-- Instructions for the task --
Could you repeat the records below exactly, without the pictures?

*****

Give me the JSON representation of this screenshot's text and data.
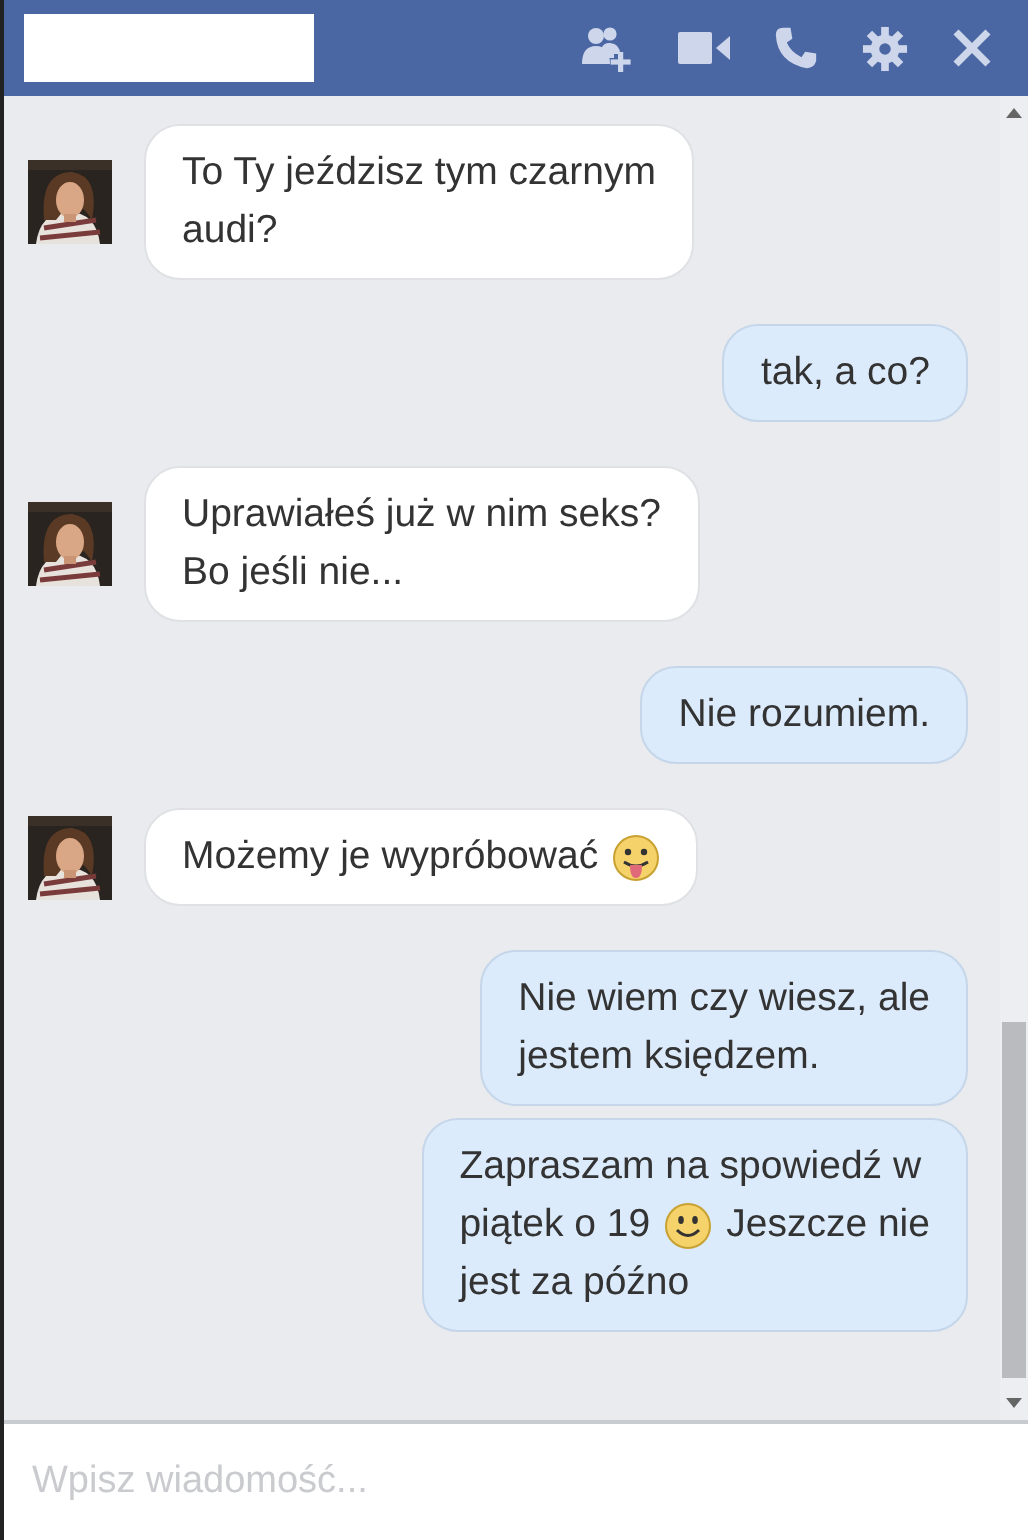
{
  "header": {
    "actions": [
      {
        "kind": "add-person"
      },
      {
        "kind": "video"
      },
      {
        "kind": "phone"
      },
      {
        "kind": "settings"
      },
      {
        "kind": "close"
      }
    ]
  },
  "messages": [
    {
      "kind": "received",
      "lines": [
        [
          {
            "text": "To Ty jeździsz tym czarnym"
          }
        ],
        [
          {
            "text": "audi?"
          }
        ]
      ]
    },
    {
      "kind": "sent",
      "lines": [
        [
          {
            "text": "tak, a co?"
          }
        ]
      ]
    },
    {
      "kind": "received",
      "lines": [
        [
          {
            "text": "Uprawiałeś już w nim seks?"
          }
        ],
        [
          {
            "text": "Bo jeśli nie..."
          }
        ]
      ]
    },
    {
      "kind": "sent",
      "lines": [
        [
          {
            "text": "Nie rozumiem."
          }
        ]
      ]
    },
    {
      "kind": "received",
      "lines": [
        [
          {
            "text": "Możemy je wypróbować"
          },
          {
            "kind": "tongue"
          }
        ]
      ]
    },
    {
      "kind": "sent",
      "lines": [
        [
          {
            "text": "Nie wiem czy wiesz, ale"
          }
        ],
        [
          {
            "text": "jestem księdzem."
          }
        ]
      ]
    },
    {
      "kind": "sent",
      "lines": [
        [
          {
            "text": "Zapraszam na spowiedź w"
          }
        ],
        [
          {
            "text": "piątek o 19"
          },
          {
            "kind": "smile"
          },
          {
            "text": "Jeszcze nie"
          }
        ],
        [
          {
            "text": "jest za późno"
          }
        ]
      ]
    }
  ],
  "composer": {
    "placeholder": "Wpisz wiadomość..."
  }
}
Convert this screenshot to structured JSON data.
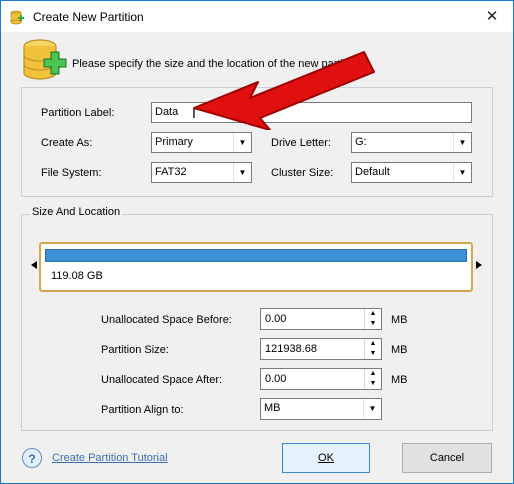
{
  "window": {
    "title": "Create New Partition",
    "close_glyph": "✕"
  },
  "header": {
    "text": "Please specify the size and the location of the new partition.",
    "icon": "database-plus-icon"
  },
  "form": {
    "partition_label": {
      "label": "Partition Label:",
      "value": "Data"
    },
    "create_as": {
      "label": "Create As:",
      "value": "Primary"
    },
    "drive_letter": {
      "label": "Drive Letter:",
      "value": "G:"
    },
    "file_system": {
      "label": "File System:",
      "value": "FAT32"
    },
    "cluster_size": {
      "label": "Cluster Size:",
      "value": "Default"
    }
  },
  "size_location": {
    "title": "Size And Location",
    "disk_size": "119.08 GB",
    "unallocated_before": {
      "label": "Unallocated Space Before:",
      "value": "0.00",
      "unit": "MB"
    },
    "partition_size": {
      "label": "Partition Size:",
      "value": "121938.68",
      "unit": "MB"
    },
    "unallocated_after": {
      "label": "Unallocated Space After:",
      "value": "0.00",
      "unit": "MB"
    },
    "align": {
      "label": "Partition Align to:",
      "value": "MB"
    }
  },
  "footer": {
    "tutorial_link": "Create Partition Tutorial",
    "ok_label": "OK",
    "cancel_label": "Cancel"
  },
  "colors": {
    "accent_border": "#1979ca",
    "disk_bar": "#3d8fd6",
    "disk_frame": "#d4a74a",
    "annotation_arrow": "#e01010",
    "link": "#3a6fb0"
  }
}
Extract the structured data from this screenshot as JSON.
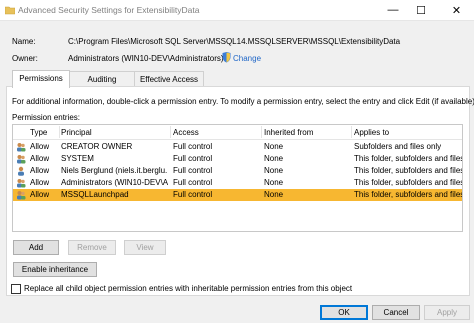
{
  "window": {
    "title": "Advanced Security Settings for ExtensibilityData",
    "controls": {
      "minimize": "—",
      "maximize": "☐",
      "close": "✕"
    }
  },
  "object": {
    "name_label": "Name:",
    "name_value": "C:\\Program Files\\Microsoft SQL Server\\MSSQL14.MSSQLSERVER\\MSSQL\\ExtensibilityData",
    "owner_label": "Owner:",
    "owner_value": "Administrators (WIN10-DEV\\Administrators)",
    "change_link": "Change"
  },
  "tabs": [
    {
      "label": "Permissions",
      "active": true
    },
    {
      "label": "Auditing",
      "active": false
    },
    {
      "label": "Effective Access",
      "active": false
    }
  ],
  "permissions": {
    "info_text": "For additional information, double-click a permission entry. To modify a permission entry, select the entry and click Edit (if available).",
    "entries_label": "Permission entries:",
    "columns": [
      "Type",
      "Principal",
      "Access",
      "Inherited from",
      "Applies to"
    ],
    "rows": [
      {
        "type": "Allow",
        "principal": "CREATOR OWNER",
        "access": "Full control",
        "inherited": "None",
        "applies": "Subfolders and files only",
        "selected": false
      },
      {
        "type": "Allow",
        "principal": "SYSTEM",
        "access": "Full control",
        "inherited": "None",
        "applies": "This folder, subfolders and files",
        "selected": false
      },
      {
        "type": "Allow",
        "principal": "Niels Berglund (niels.it.berglu...",
        "access": "Full control",
        "inherited": "None",
        "applies": "This folder, subfolders and files",
        "selected": false
      },
      {
        "type": "Allow",
        "principal": "Administrators (WIN10-DEV\\Ad...",
        "access": "Full control",
        "inherited": "None",
        "applies": "This folder, subfolders and files",
        "selected": false
      },
      {
        "type": "Allow",
        "principal": "MSSQLLaunchpad",
        "access": "Full control",
        "inherited": "None",
        "applies": "This folder, subfolders and files",
        "selected": true
      }
    ]
  },
  "buttons": {
    "add": "Add",
    "remove": "Remove",
    "view": "View",
    "enable_inheritance": "Enable inheritance",
    "ok": "OK",
    "cancel": "Cancel",
    "apply": "Apply"
  },
  "replace_checkbox": {
    "label": "Replace all child object permission entries with inheritable permission entries from this object",
    "checked": false
  },
  "colors": {
    "selected_row": "#f7b731",
    "link": "#1f66c7"
  }
}
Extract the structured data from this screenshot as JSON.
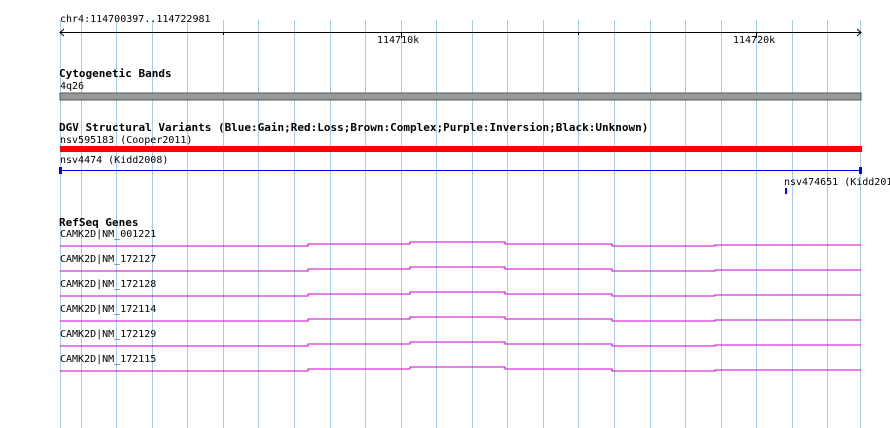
{
  "ruler": {
    "coordinate_label": "chr4:114700397..114722981",
    "tick_labels": [
      "114710k",
      "114720k"
    ]
  },
  "tracks": {
    "cytogenetic": {
      "title": "Cytogenetic Bands",
      "band_label": "4q26",
      "band_color": "#999999"
    },
    "dgv": {
      "title": "DGV Structural Variants (Blue:Gain;Red:Loss;Brown:Complex;Purple:Inversion;Black:Unknown)",
      "variants": [
        {
          "label": "nsv595183 (Cooper2011)",
          "color": "#ff0000"
        },
        {
          "label": "nsv4474 (Kidd2008)",
          "color": "#0000ff"
        },
        {
          "label": "nsv474651 (Kidd201",
          "color": "#0000ff"
        }
      ]
    },
    "refseq": {
      "title": "RefSeq Genes",
      "gene_color": "#cc00cc",
      "genes": [
        {
          "label": "CAMK2D|NM_001221"
        },
        {
          "label": "CAMK2D|NM_172127"
        },
        {
          "label": "CAMK2D|NM_172128"
        },
        {
          "label": "CAMK2D|NM_172114"
        },
        {
          "label": "CAMK2D|NM_172129"
        },
        {
          "label": "CAMK2D|NM_172115"
        }
      ]
    }
  },
  "colors": {
    "gridline": "#a8cde6",
    "ruler": "#000000"
  }
}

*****

-- Written solution --
Give me the JSON representation of this screenshot's text and data.
{
  "header": {
    "actions": [
      {
        "kind": "add-person"
      },
      {
        "kind": "video"
      },
      {
        "kind": "phone"
      },
      {
        "kind": "settings"
      },
      {
        "kind": "close"
      }
    ]
  },
  "messages": [
    {
      "kind": "received",
      "lines": [
        [
          {
            "text": "To Ty jeździsz tym czarnym"
          }
        ],
        [
          {
            "text": "audi?"
          }
        ]
      ]
    },
    {
      "kind": "sent",
      "lines": [
        [
          {
            "text": "tak, a co?"
          }
        ]
      ]
    },
    {
      "kind": "received",
      "lines": [
        [
          {
            "text": "Uprawiałeś już w nim seks?"
          }
        ],
        [
          {
            "text": "Bo jeśli nie..."
          }
        ]
      ]
    },
    {
      "kind": "sent",
      "lines": [
        [
          {
            "text": "Nie rozumiem."
          }
        ]
      ]
    },
    {
      "kind": "received",
      "lines": [
        [
          {
            "text": "Możemy je wypróbować"
          },
          {
            "kind": "tongue"
          }
        ]
      ]
    },
    {
      "kind": "sent",
      "lines": [
        [
          {
            "text": "Nie wiem czy wiesz, ale"
          }
        ],
        [
          {
            "text": "jestem księdzem."
          }
        ]
      ]
    },
    {
      "kind": "sent",
      "lines": [
        [
          {
            "text": "Zapraszam na spowiedź w"
          }
        ],
        [
          {
            "text": "piątek o 19"
          },
          {
            "kind": "smile"
          },
          {
            "text": "Jeszcze nie"
          }
        ],
        [
          {
            "text": "jest za późno"
          }
        ]
      ]
    }
  ],
  "composer": {
    "placeholder": "Wpisz wiadomość..."
  }
}
Convert this screenshot to structured JSON data.
{
  "window": {
    "title": "Create New Partition",
    "close_glyph": "✕"
  },
  "header": {
    "text": "Please specify the size and the location of the new partition.",
    "icon": "database-plus-icon"
  },
  "form": {
    "partition_label": {
      "label": "Partition Label:",
      "value": "Data"
    },
    "create_as": {
      "label": "Create As:",
      "value": "Primary"
    },
    "drive_letter": {
      "label": "Drive Letter:",
      "value": "G:"
    },
    "file_system": {
      "label": "File System:",
      "value": "FAT32"
    },
    "cluster_size": {
      "label": "Cluster Size:",
      "value": "Default"
    }
  },
  "size_location": {
    "title": "Size And Location",
    "disk_size": "119.08 GB",
    "unallocated_before": {
      "label": "Unallocated Space Before:",
      "value": "0.00",
      "unit": "MB"
    },
    "partition_size": {
      "label": "Partition Size:",
      "value": "121938.68",
      "unit": "MB"
    },
    "unallocated_after": {
      "label": "Unallocated Space After:",
      "value": "0.00",
      "unit": "MB"
    },
    "align": {
      "label": "Partition Align to:",
      "value": "MB"
    }
  },
  "footer": {
    "tutorial_link": "Create Partition Tutorial",
    "ok_label": "OK",
    "cancel_label": "Cancel"
  },
  "colors": {
    "accent_border": "#1979ca",
    "disk_bar": "#3d8fd6",
    "disk_frame": "#d4a74a",
    "annotation_arrow": "#e01010",
    "link": "#3a6fb0"
  }
}
Extract the structured data from this screenshot as JSON.
{
  "window": {
    "title": "Advanced Security Settings for ExtensibilityData",
    "controls": {
      "minimize": "—",
      "maximize": "☐",
      "close": "✕"
    }
  },
  "object": {
    "name_label": "Name:",
    "name_value": "C:\\Program Files\\Microsoft SQL Server\\MSSQL14.MSSQLSERVER\\MSSQL\\ExtensibilityData",
    "owner_label": "Owner:",
    "owner_value": "Administrators (WIN10-DEV\\Administrators)",
    "change_link": "Change"
  },
  "tabs": [
    {
      "label": "Permissions",
      "active": true
    },
    {
      "label": "Auditing",
      "active": false
    },
    {
      "label": "Effective Access",
      "active": false
    }
  ],
  "permissions": {
    "info_text": "For additional information, double-click a permission entry. To modify a permission entry, select the entry and click Edit (if available).",
    "entries_label": "Permission entries:",
    "columns": [
      "Type",
      "Principal",
      "Access",
      "Inherited from",
      "Applies to"
    ],
    "rows": [
      {
        "type": "Allow",
        "principal": "CREATOR OWNER",
        "access": "Full control",
        "inherited": "None",
        "applies": "Subfolders and files only",
        "selected": false
      },
      {
        "type": "Allow",
        "principal": "SYSTEM",
        "access": "Full control",
        "inherited": "None",
        "applies": "This folder, subfolders and files",
        "selected": false
      },
      {
        "type": "Allow",
        "principal": "Niels Berglund (niels.it.berglu...",
        "access": "Full control",
        "inherited": "None",
        "applies": "This folder, subfolders and files",
        "selected": false
      },
      {
        "type": "Allow",
        "principal": "Administrators (WIN10-DEV\\Ad...",
        "access": "Full control",
        "inherited": "None",
        "applies": "This folder, subfolders and files",
        "selected": false
      },
      {
        "type": "Allow",
        "principal": "MSSQLLaunchpad",
        "access": "Full control",
        "inherited": "None",
        "applies": "This folder, subfolders and files",
        "selected": true
      }
    ]
  },
  "buttons": {
    "add": "Add",
    "remove": "Remove",
    "view": "View",
    "enable_inheritance": "Enable inheritance",
    "ok": "OK",
    "cancel": "Cancel",
    "apply": "Apply"
  },
  "replace_checkbox": {
    "label": "Replace all child object permission entries with inheritable permission entries from this object",
    "checked": false
  },
  "colors": {
    "selected_row": "#f7b731",
    "link": "#1f66c7"
  }
}
Extract the structured data from this screenshot as JSON.
{
  "ruler": {
    "coordinate_label": "chr4:114700397..114722981",
    "tick_labels": [
      "114710k",
      "114720k"
    ]
  },
  "tracks": {
    "cytogenetic": {
      "title": "Cytogenetic Bands",
      "band_label": "4q26",
      "band_color": "#999999"
    },
    "dgv": {
      "title": "DGV Structural Variants (Blue:Gain;Red:Loss;Brown:Complex;Purple:Inversion;Black:Unknown)",
      "variants": [
        {
          "label": "nsv595183 (Cooper2011)",
          "color": "#ff0000"
        },
        {
          "label": "nsv4474 (Kidd2008)",
          "color": "#0000ff"
        },
        {
          "label": "nsv474651 (Kidd201",
          "color": "#0000ff"
        }
      ]
    },
    "refseq": {
      "title": "RefSeq Genes",
      "gene_color": "#cc00cc",
      "genes": [
        {
          "label": "CAMK2D|NM_001221"
        },
        {
          "label": "CAMK2D|NM_172127"
        },
        {
          "label": "CAMK2D|NM_172128"
        },
        {
          "label": "CAMK2D|NM_172114"
        },
        {
          "label": "CAMK2D|NM_172129"
        },
        {
          "label": "CAMK2D|NM_172115"
        }
      ]
    }
  },
  "colors": {
    "gridline": "#a8cde6",
    "ruler": "#000000"
  }
}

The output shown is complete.